Among an outpouring of tributes and condolences following the recent death of Sandra Lockhart, a dedicated advocate for Indigenous rights in the North and across Canada, many messages shared a common theme: she was boundlessly passionate about making a difference.
Originally from Mistawasis First Nation in Saskatchewan, Lockhart later moved to Lutsel K’e. She was married to former Lutsel K’e chief Felix Lockhart.
She then relocated to Yellowknife.
In both communities, she left an enduring impact, and touched the lives of many.
Jack Bourassa, regional executive vice-president at the Public Service Alliance of Canada (PSAC) North, was one of them.
The pair first met in 2009, when Lockhart joined PSAC North’s Indigenous People’s Committee, a branch of the union that works to educate, empower and unite Indigenous members to take action on human rights issues. There, Lockhart became a committed champion of Indigenous rights in the workforce.
“She was a very determined, dogged individual,” recalled Bourassa in an interview with Yellowknifer, adding there aren’t enough words to “adequately sum up how I feel about her.”
Bourassa said Lockhart was “very passionate” about Indigenous rights, particularly issues faced by Indigenous women, calling it the “central focus of her passion.”
But, Bourassa said, her advocacy work didn’t stop at championing Indigenous rights.
“Her thing was about fair – what’s really fair? So there were a lot of people who weren’t getting a fair shake and she worked on campaigns related to racially visible people, the Pride community, and access issues,” said Bourassa.
“She was just an advocate for the underdog,” he said.
At a community discussion held in Ndilo in 2013, following Idle No More protests, Lockhart was there, joining the talk on protecting land and water from resource extraction.
At a vigil for Mariella Lennie in 2012, Lockhart was there, joining a chorus of growing calls demanding an inquiry into missing and murdered Indigenous women.
The same year, Lockhart, who worked as an Aboriginal wellness co-ordinator at Stanton Territorial Health Authority, brought Northern health concerns to Ottawa, alongside community advocate Arlene Hache.
“The North will miss her! Canada and the world will miss her! Her sphere of influence was huge and impactful,” wrote Hache in a public Facebook post.
Last year, at a Yellowknife rally protesting the acquittal of a white farmer from Saskatchewan who shot and killed Colten Boushie, a young Indigenous man, Lockhart was there, again using her voice to spur change.
But it was a voice she didn’t always have.

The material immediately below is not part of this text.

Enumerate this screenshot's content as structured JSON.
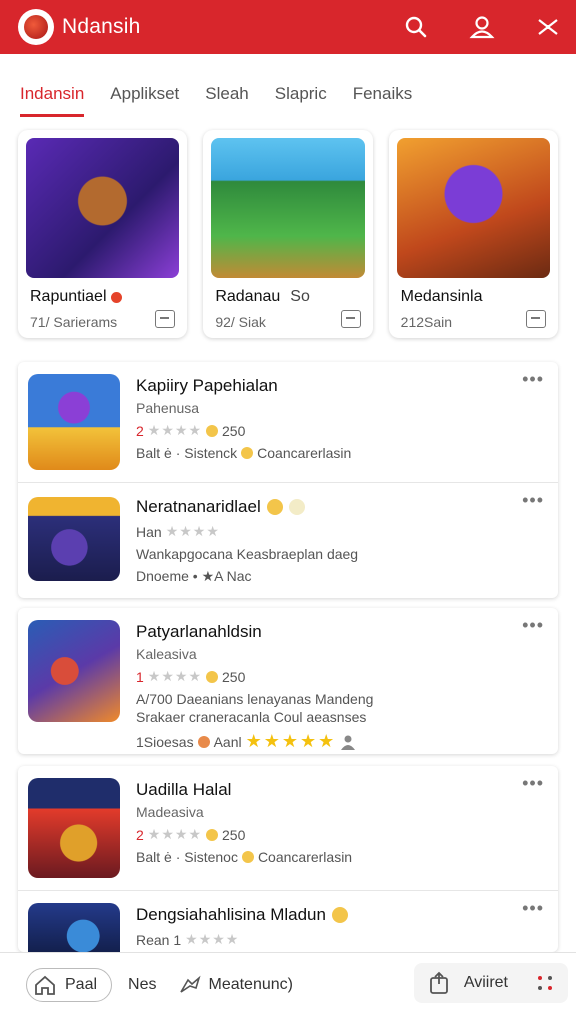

Lockhart, a survivor of severe abuse who once lived on the streets in the throes of addiction, told CBC North in 2015 she had to find her own way of looking at the world after being told how to think and live for years by agents of colonialism.
Years after pushing for an inquiry, Lockhart used her voice to tell her own story of trauma and resilience at a hearing held in Yellowknife last year.
Beyond Sandra the advocate, Jack Bourassa has found memories of what Lockhart was like as a person, including her notoriously bright smile.
“As soon as she walked into a room she commanded people’s attention. People knew she was there,” he said.
“Sandra is legendary, she will not soon be forgotten,” added Bourassa.
“If I could only say one thing, it would Mahsi Cho.”
A visitation for Lockhart was held in Yellowknife on Thursday.